Do your research

It may be exciting to find a publisher that accepts submissions, but that doesn’t mean they’re the right fit for you. Have a look at their backlist and familiarise yourself with the kind of books they publish. Sending a memoir to a poetry not only wastes your time but it may hamper your chances of success.

Read the submission guidelines carefully

Every publisher has its own submission requirements and while a lot of these may seem similar, it’s best to assume one approach won’t fit all. Make them aware that you’ve paid attention to their requirements and feel free to mention any of their books you particularly admire.

Don’t pin all your hopes on one submission

If you pin all your hopes on a single submission, you will be disappointed.
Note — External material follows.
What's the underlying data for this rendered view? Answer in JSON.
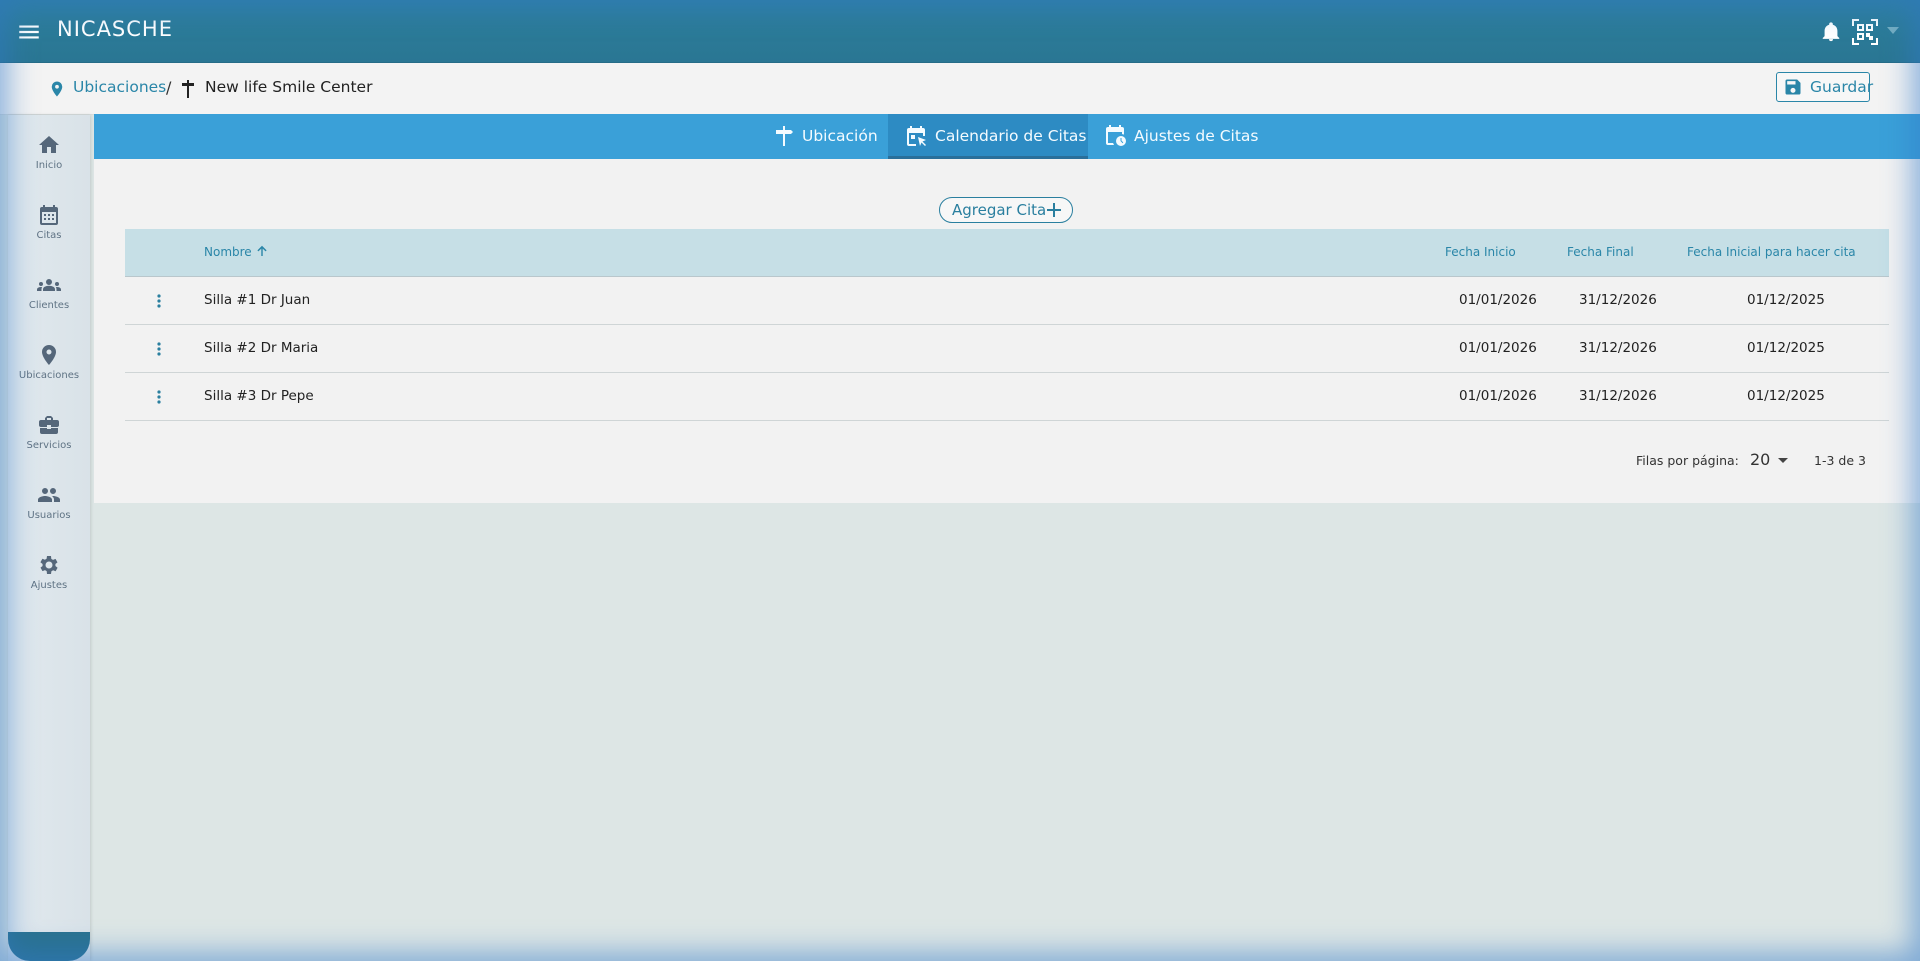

Instead, research the market carefully and submit your work to as many relevant places as possible. Keep track of your submissions to avoid confusion or accidental repetitions.

Bide your time

Publishers tend to state their response times on their websites or submission guidelines. Don’t be tempted to chase your submission until that time is up and never ‘drop in’ to see if a publisher or agent has read your manuscript yet. Not only is it invasive, it’ll also make them far less likely to pick up your submission from the pile.

Waiting for news on your can be tough. Distract yourself by getting stuck into a new writing project or connect with likeminded folk through a local writers' group.